Our History & Building

Long-recognized by our towering spire, United Church has an equally towering history of committed ecumenical activity, work for justice and service to those in need. These values come to us from our historic roots, which have two main branches: our ancestor congregations in the United Presbyterian and American Baptist traditions.

Presbyterian Church (USA)           American Baptist Churches USA

The Baptist Branch

photo of churchIn 1792, Gershom Breed, a Revolutionary War veteran, began leading prayer and meditation gatherings in settlers’ homes, in the then wilderness area which has grown to the contemporary Fayetteville and surround. By 1798 the worshippers had crafted a covenant for their life together and organized formally as a Baptist congregation in 1804. They met in a schoolhouse until 1830, when they built their first building. This was replaced by a larger building in 1872.

The Presbyterian Branch

drawing of churchIn that same era, Presbyterians were meeting in the home of David Collin, until, in 1829, they built their first church, complete with clock tower and steeple, in the village. Beginning twenty-years later, they began to gradually expand the building, first adding Beard Lounge and an upstairs office.

Intertwining Branches

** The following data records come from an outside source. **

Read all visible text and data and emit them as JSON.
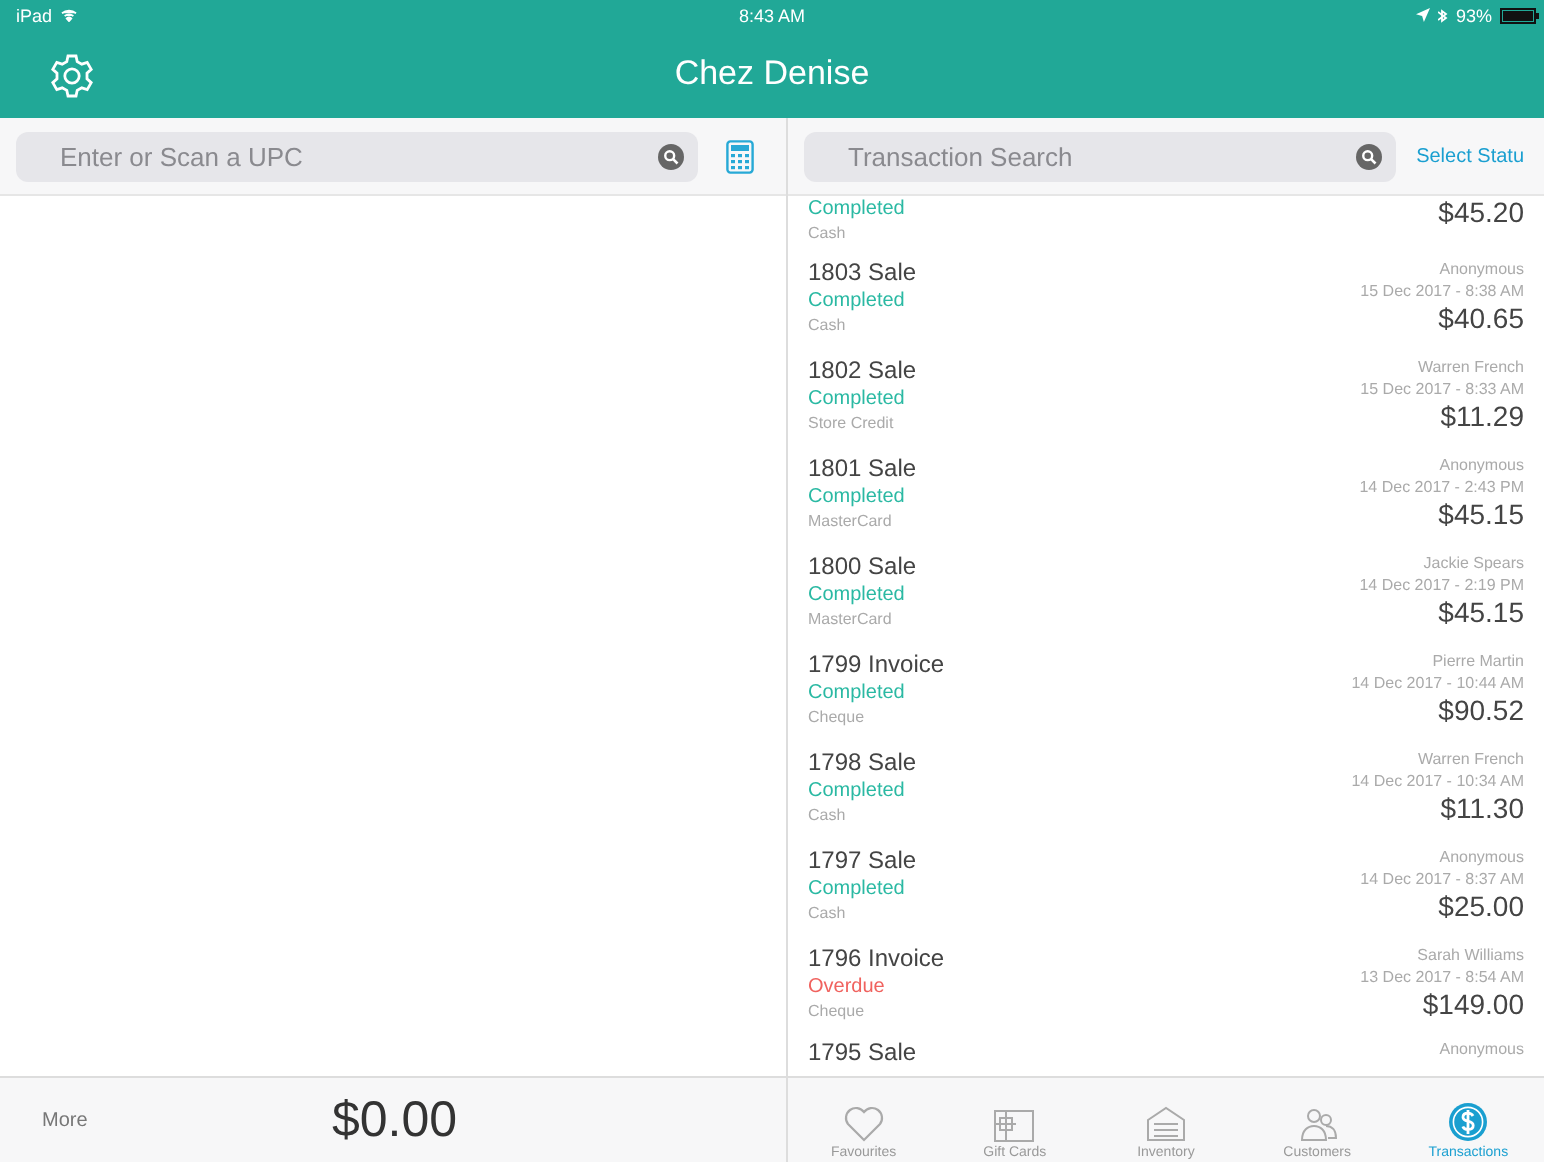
{
  "status_bar": {
    "device": "iPad",
    "time": "8:43 AM",
    "battery": "93%"
  },
  "header": {
    "title": "Chez Denise"
  },
  "left": {
    "search": {
      "placeholder": "Enter or Scan a UPC"
    },
    "more": "More",
    "total": "$0.00"
  },
  "right": {
    "search": {
      "placeholder": "Transaction Search"
    },
    "filter": "Select Statu",
    "partial_top": {
      "status": "Completed",
      "overdue": false,
      "payment": "Cash",
      "amount": "$45.20"
    },
    "transactions": [
      {
        "title": "1803 Sale",
        "status": "Completed",
        "overdue": false,
        "payment": "Cash",
        "customer": "Anonymous",
        "date": "15 Dec 2017 - 8:38 AM",
        "amount": "$40.65"
      },
      {
        "title": "1802 Sale",
        "status": "Completed",
        "overdue": false,
        "payment": "Store Credit",
        "customer": "Warren French",
        "date": "15 Dec 2017 - 8:33 AM",
        "amount": "$11.29"
      },
      {
        "title": "1801 Sale",
        "status": "Completed",
        "overdue": false,
        "payment": "MasterCard",
        "customer": "Anonymous",
        "date": "14 Dec 2017 - 2:43 PM",
        "amount": "$45.15"
      },
      {
        "title": "1800 Sale",
        "status": "Completed",
        "overdue": false,
        "payment": "MasterCard",
        "customer": "Jackie Spears",
        "date": "14 Dec 2017 - 2:19 PM",
        "amount": "$45.15"
      },
      {
        "title": "1799 Invoice",
        "status": "Completed",
        "overdue": false,
        "payment": "Cheque",
        "customer": "Pierre Martin",
        "date": "14 Dec 2017 - 10:44 AM",
        "amount": "$90.52"
      },
      {
        "title": "1798 Sale",
        "status": "Completed",
        "overdue": false,
        "payment": "Cash",
        "customer": "Warren French",
        "date": "14 Dec 2017 - 10:34 AM",
        "amount": "$11.30"
      },
      {
        "title": "1797 Sale",
        "status": "Completed",
        "overdue": false,
        "payment": "Cash",
        "customer": "Anonymous",
        "date": "14 Dec 2017 - 8:37 AM",
        "amount": "$25.00"
      },
      {
        "title": "1796 Invoice",
        "status": "Overdue",
        "overdue": true,
        "payment": "Cheque",
        "customer": "Sarah Williams",
        "date": "13 Dec 2017 - 8:54 AM",
        "amount": "$149.00"
      }
    ],
    "partial_bottom": {
      "title": "1795 Sale",
      "customer": "Anonymous"
    }
  },
  "tabs": [
    {
      "label": "Favourites",
      "kind": "heart",
      "selected": false
    },
    {
      "label": "Gift Cards",
      "kind": "card",
      "selected": false
    },
    {
      "label": "Inventory",
      "kind": "store",
      "selected": false
    },
    {
      "label": "Customers",
      "kind": "people",
      "selected": false
    },
    {
      "label": "Transactions",
      "kind": "dollar",
      "selected": true
    }
  ]
}
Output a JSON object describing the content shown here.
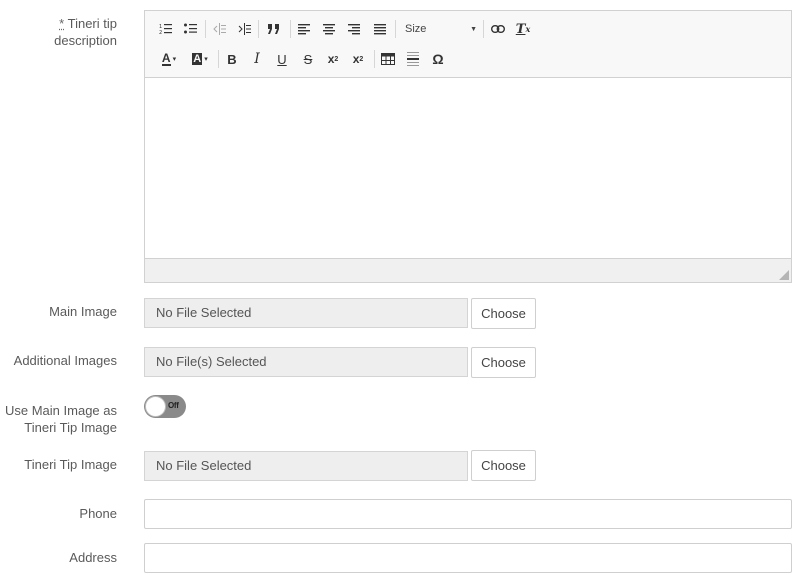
{
  "fields": {
    "description": {
      "required_mark": "*",
      "label": "Tineri tip description"
    },
    "main_image": {
      "label": "Main Image",
      "value": "No File Selected",
      "button": "Choose"
    },
    "additional_images": {
      "label": "Additional Images",
      "value": "No File(s) Selected",
      "button": "Choose"
    },
    "use_main_image": {
      "label": "Use Main Image as Tineri Tip Image",
      "toggle_text": "Off",
      "state": "off"
    },
    "tip_image": {
      "label": "Tineri Tip Image",
      "value": "No File Selected",
      "button": "Choose"
    },
    "phone": {
      "label": "Phone",
      "value": ""
    },
    "address": {
      "label": "Address",
      "value": ""
    }
  },
  "editor": {
    "toolbar_row1": [
      "numbered-list-icon",
      "bulleted-list-icon",
      "outdent-icon",
      "indent-icon",
      "blockquote-icon",
      "align-left-icon",
      "align-center-icon",
      "align-right-icon",
      "align-justify-icon",
      "size-select",
      "link-icon",
      "remove-format-icon"
    ],
    "size_label": "Size",
    "toolbar_row2": [
      "text-color-icon",
      "background-color-icon",
      "bold-icon",
      "italic-icon",
      "underline-icon",
      "strikethrough-icon",
      "subscript-icon",
      "superscript-icon",
      "table-icon",
      "horizontal-rule-icon",
      "special-character-icon"
    ],
    "glyphs": {
      "text_color": "A",
      "bg_color": "A",
      "bold": "B",
      "italic": "I",
      "underline": "U",
      "strike": "S",
      "subscript": "x",
      "subscript_small": "2",
      "superscript": "x",
      "superscript_small": "2",
      "omega": "Ω",
      "remove_format": "T",
      "remove_format_small": "x"
    }
  },
  "colors": {
    "toggle_off": "#8a8a8a",
    "readonly_field": "#eeeeee",
    "border": "#d1d1d1"
  }
}
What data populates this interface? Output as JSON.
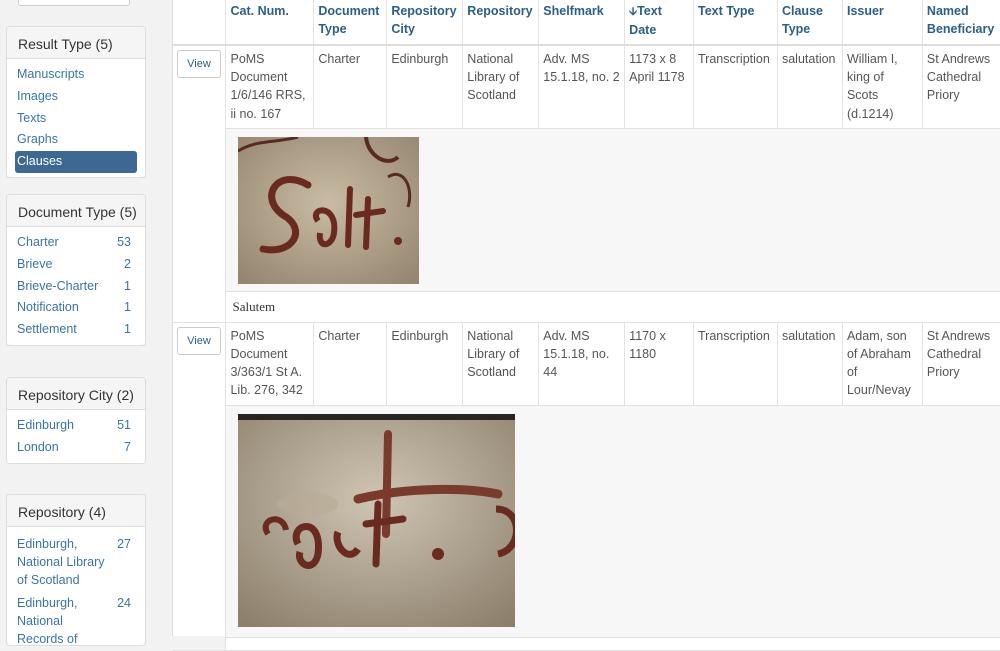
{
  "sidebar": {
    "facets": [
      {
        "title": "Result Type (5)",
        "items": [
          {
            "label": "Manuscripts",
            "count": ""
          },
          {
            "label": "Images",
            "count": ""
          },
          {
            "label": "Texts",
            "count": ""
          },
          {
            "label": "Graphs",
            "count": ""
          },
          {
            "label": "Clauses",
            "count": "",
            "active": true
          }
        ]
      },
      {
        "title": "Document Type (5)",
        "items": [
          {
            "label": "Charter",
            "count": "53"
          },
          {
            "label": "Brieve",
            "count": "2"
          },
          {
            "label": "Brieve-Charter",
            "count": "1"
          },
          {
            "label": "Notification",
            "count": "1"
          },
          {
            "label": "Settlement",
            "count": "1"
          }
        ]
      },
      {
        "title": "Repository City (2)",
        "items": [
          {
            "label": "Edinburgh",
            "count": "51"
          },
          {
            "label": "London",
            "count": "7"
          }
        ]
      },
      {
        "title": "Repository (4)",
        "items": [
          {
            "label": "Edinburgh, National Library of Scotland",
            "count": "27"
          },
          {
            "label": "Edinburgh, National Records of",
            "count": "24"
          }
        ]
      }
    ]
  },
  "table": {
    "headers": {
      "cat_num": "Cat. Num.",
      "document_type": "Document Type",
      "repository_city": "Repository City",
      "repository": "Repository",
      "shelfmark": "Shelfmark",
      "text_date": "Text Date",
      "text_type": "Text Type",
      "clause_type": "Clause Type",
      "issuer": "Issuer",
      "named_beneficiary": "Named Beneficiary"
    },
    "sort_arrow": "🡫",
    "view_label": "View",
    "rows": [
      {
        "cat_num": "PoMS Document 1/6/146 RRS, ii no. 167",
        "document_type": "Charter",
        "repository_city": "Edinburgh",
        "repository": "National Library of Scotland",
        "shelfmark": "Adv. MS 15.1.18, no. 2",
        "text_date": "1173 x 8 April 1178",
        "text_type": "Transcription",
        "clause_type": "salutation",
        "issuer": "William I, king of Scots (d.1214)",
        "named_beneficiary": "St Andrews Cathedral Priory",
        "caption": "Salutem"
      },
      {
        "cat_num": "PoMS Document 3/363/1 St A. Lib. 276, 342",
        "document_type": "Charter",
        "repository_city": "Edinburgh",
        "repository": "National Library of Scotland",
        "shelfmark": "Adv. MS 15.1.18, no. 44",
        "text_date": "1170 x 1180",
        "text_type": "Transcription",
        "clause_type": "salutation",
        "issuer": "Adam, son of Abraham of Lour/Nevay",
        "named_beneficiary": "St Andrews Cathedral Priory",
        "caption": ""
      }
    ]
  },
  "colors": {
    "link": "#2b5f8a",
    "active_bg": "#3d6891",
    "parchment": "#b8a98f",
    "ink": "#6b2a20"
  }
}
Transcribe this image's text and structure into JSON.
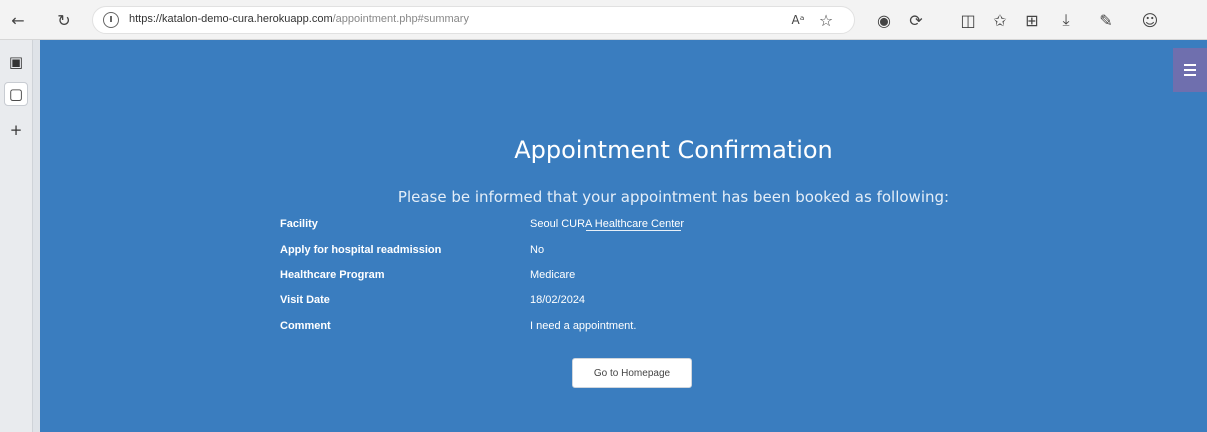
{
  "browser": {
    "url_host": "https://katalon-demo-cura.herokuapp.com",
    "url_path": "/appointment.php#summary",
    "icons": [
      "back-icon",
      "refresh-icon",
      "read-aloud-icon",
      "favorite-icon",
      "extension-icon",
      "profile-icon"
    ]
  },
  "page": {
    "title": "Appointment Confirmation",
    "subtitle": "Please be informed that your appointment has been booked as following:",
    "details": [
      {
        "label": "Facility",
        "value": "Seoul CURA Healthcare Center"
      },
      {
        "label": "Apply for hospital readmission",
        "value": "No"
      },
      {
        "label": "Healthcare Program",
        "value": "Medicare"
      },
      {
        "label": "Visit Date",
        "value": "18/02/2024"
      },
      {
        "label": "Comment",
        "value": "I need a appointment."
      }
    ],
    "home_button": "Go to Homepage"
  },
  "colors": {
    "page_bg": "#3a7dbf",
    "menu_toggle_bg": "#6f6fae",
    "text": "#ffffff"
  }
}
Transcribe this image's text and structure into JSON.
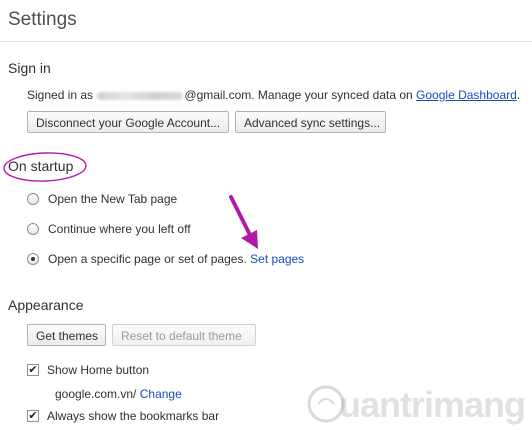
{
  "page": {
    "title": "Settings"
  },
  "sign_in": {
    "heading": "Sign in",
    "prefix": "Signed in as",
    "email_suffix": "@gmail.com. Manage your synced data on",
    "dashboard_link": "Google Dashboard",
    "period": ".",
    "disconnect_button": "Disconnect your Google Account...",
    "advanced_sync_button": "Advanced sync settings..."
  },
  "startup": {
    "heading": "On startup",
    "options": [
      {
        "label": "Open the New Tab page",
        "selected": false
      },
      {
        "label": "Continue where you left off",
        "selected": false
      },
      {
        "label": "Open a specific page or set of pages.",
        "selected": true
      }
    ],
    "set_pages_link": "Set pages"
  },
  "appearance": {
    "heading": "Appearance",
    "get_themes_button": "Get themes",
    "reset_theme_button": "Reset to default theme",
    "show_home_label": "Show Home button",
    "home_url": "google.com.vn/",
    "change_link": "Change",
    "bookmarks_bar_label": "Always show the bookmarks bar"
  },
  "watermark": {
    "text": "uantrimang"
  },
  "colors": {
    "link": "#1a4bbf",
    "annotation": "#b01aa8"
  }
}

The two congregations remained collegial but separate until the coal shortage of World War I led them to conduct joint services, alternating use of their respective buildings. In 1933, the congregations decided to make this a permanent arrangement and by agreement, the Presbyterian facility was adopted as the united congregation’s home. The Baptist Church was sold and later razed.

The United Church  of Fayetteville

The resulting congregation maintained the historic values of their antecedent congregations that had been active in abolition and suffrage for women, among other rights-related issues of their day. United Church has over the years addressed such concerns as the death penalty, hunger, refugee resettlement, treatment of those with disabilities and GLBT rights through its ministry and education programs. Aware of its own ecumenical history, the congregation remains committed to collegial relationships, respect and shared service with people of all faiths, both within and beyond the Christian tradition, believing that we are called to be spiritually hospitable as well as offering concrete acts of welcome and care.

The Building – Reminder and Witness

UCF steeple against a blue sku

Along with the congregation and times, the building has also grown and changed. Situated in in the National Historic District of the Village of Fayetteville, its Romanesque architecture, particularly its brick steeple with red spire, is visible from miles away. From Genesee Street, which it faces, the building appears misleadingly small. Yet nearly three stories stretch behind it to the parking lot in the rear. In addition to retaining the 1871 Johnson organ, the church now houses two lounges, up-to-date choir and music facilities, large kitchen, classroom space for all ages, a retreat space, Fellowship Hall, a major accessibility project, and a landscaped Memorial Garden alongside the building.

One cannot enter the church without thinking of those who have gone before and who have entrusted this generation with its care. Throughout more than 150 years, the congregation has given sacrificially from God’s gift bestowed on it in order to maintain the building’s historic essence, while not making it a relic of the past. The congregation continues to enhance its facilities to serve the world today. While we consider the building to be a treasure of which we have been made stewards, we believe the building primarily to be the place where we are formed as a community and from which we are prepared for ministry and sent into the world for service.

Click here to see additional pictures of our historic building.